      This is Standard Operating Procedure for a large manufacturer... and not isolated to car makers either.

      Obviously AB is looking for weekend click-throughs on a slow news day.
      Pug_Power
      • 4 Years Ago
      Good on GM for catching a problem early on. Catching these issues and improving reliability as a whole can only help GM's image in the market.
        Pug_Power
        • 4 Years Ago
        @Pug_Power
        @clipless

        I'm pretty sure it does happen more often than most people think as you said. However, if GM catches all these issues in a timely fashion in the name of reliability and safety, they'll make great strides. If they need to drop a supplier to do so, by all means they should. Reliability ought to come before risking your brand on shoddy workmanship; I'm pretty sure Detroit altogether has learned that.
      • 4 Years Ago
      The defective parts were the UAW auto workers. They refused to work because the factory ran out of coffee creamer.
      • 4 Years Ago

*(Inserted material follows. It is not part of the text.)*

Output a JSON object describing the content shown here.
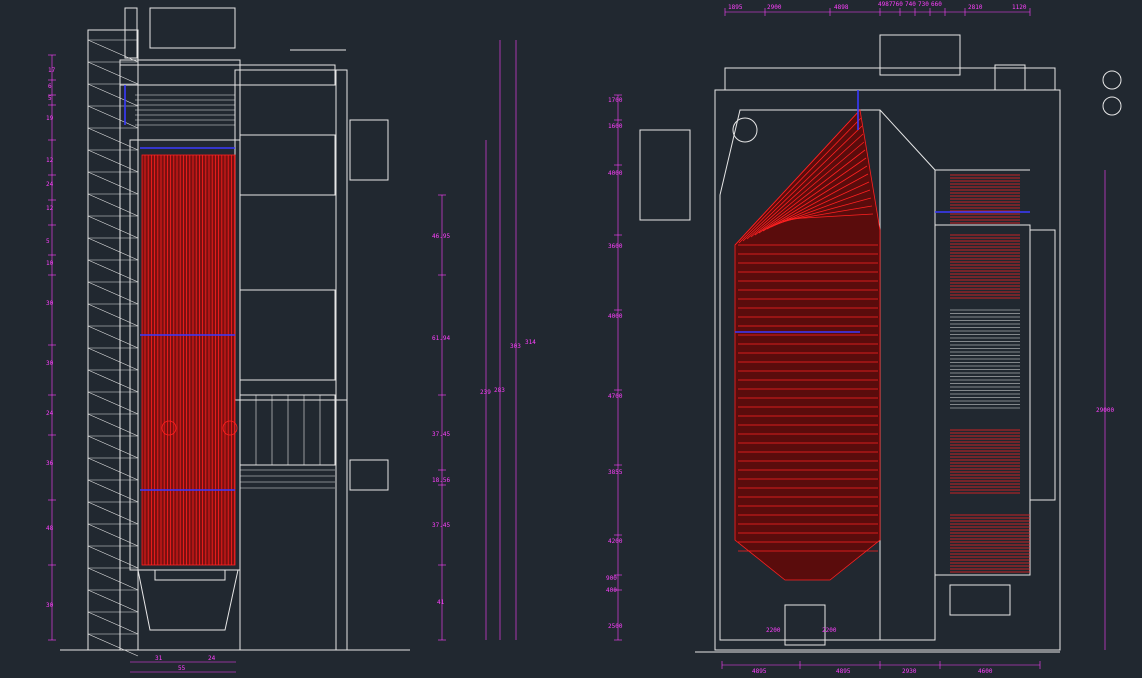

      We've come a long way from the days when they just hoped that no one would notice and then blaming the problem on the customer if they did.